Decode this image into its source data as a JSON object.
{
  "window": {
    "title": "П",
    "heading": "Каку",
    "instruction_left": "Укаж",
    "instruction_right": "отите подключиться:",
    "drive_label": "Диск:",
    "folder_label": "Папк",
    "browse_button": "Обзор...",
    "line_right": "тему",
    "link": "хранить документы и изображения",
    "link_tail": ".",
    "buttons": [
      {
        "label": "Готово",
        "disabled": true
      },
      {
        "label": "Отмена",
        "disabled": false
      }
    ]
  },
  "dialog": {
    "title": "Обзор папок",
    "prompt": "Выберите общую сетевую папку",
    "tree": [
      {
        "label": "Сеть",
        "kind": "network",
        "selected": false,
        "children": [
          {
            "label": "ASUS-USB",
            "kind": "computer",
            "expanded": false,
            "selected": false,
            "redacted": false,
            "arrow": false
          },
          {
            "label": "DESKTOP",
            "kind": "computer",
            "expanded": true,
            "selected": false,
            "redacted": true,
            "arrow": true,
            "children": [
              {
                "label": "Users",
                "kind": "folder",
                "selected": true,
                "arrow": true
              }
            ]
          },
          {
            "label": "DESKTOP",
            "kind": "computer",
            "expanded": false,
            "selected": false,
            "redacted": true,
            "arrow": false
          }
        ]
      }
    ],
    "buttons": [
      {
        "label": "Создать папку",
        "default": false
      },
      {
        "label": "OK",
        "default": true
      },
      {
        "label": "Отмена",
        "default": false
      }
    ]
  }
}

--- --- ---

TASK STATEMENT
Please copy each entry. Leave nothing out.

ANSWER TO THIS PROBLEM
Decode this image into its source data as a JSON object.
{
  "window": {
    "title": "П",
    "heading": "Каку",
    "instruction_left": "Укаж",
    "instruction_right": "отите подключиться:",
    "drive_label": "Диск:",
    "folder_label": "Папк",
    "browse_button": "Обзор...",
    "line_right": "тему",
    "link": "хранить документы и изображения",
    "link_tail": ".",
    "buttons": [
      {
        "label": "Готово",
        "disabled": true
      },
      {
        "label": "Отмена",
        "disabled": false
      }
    ]
  },
  "dialog": {
    "title": "Обзор папок",
    "prompt": "Выберите общую сетевую папку",
    "tree": [
      {
        "label": "Сеть",
        "kind": "network",
        "selected": false,
        "children": [
          {
            "label": "ASUS-USB",
            "kind": "computer",
            "expanded": false,
            "selected": false,
            "redacted": false,
            "arrow": false
          },
          {
            "label": "DESKTOP",
            "kind": "computer",
            "expanded": true,
            "selected": false,
            "redacted": true,
            "arrow": true,
            "children": [
              {
                "label": "Users",
                "kind": "folder",
                "selected": true,
                "arrow": true
              }
            ]
          },
          {
            "label": "DESKTOP",
            "kind": "computer",
            "expanded": false,
            "selected": false,
            "redacted": true,
            "arrow": false
          }
        ]
      }
    ],
    "buttons": [
      {
        "label": "Создать папку",
        "default": false
      },
      {
        "label": "OK",
        "default": true
      },
      {
        "label": "Отмена",
        "default": false
      }
    ]
  }
}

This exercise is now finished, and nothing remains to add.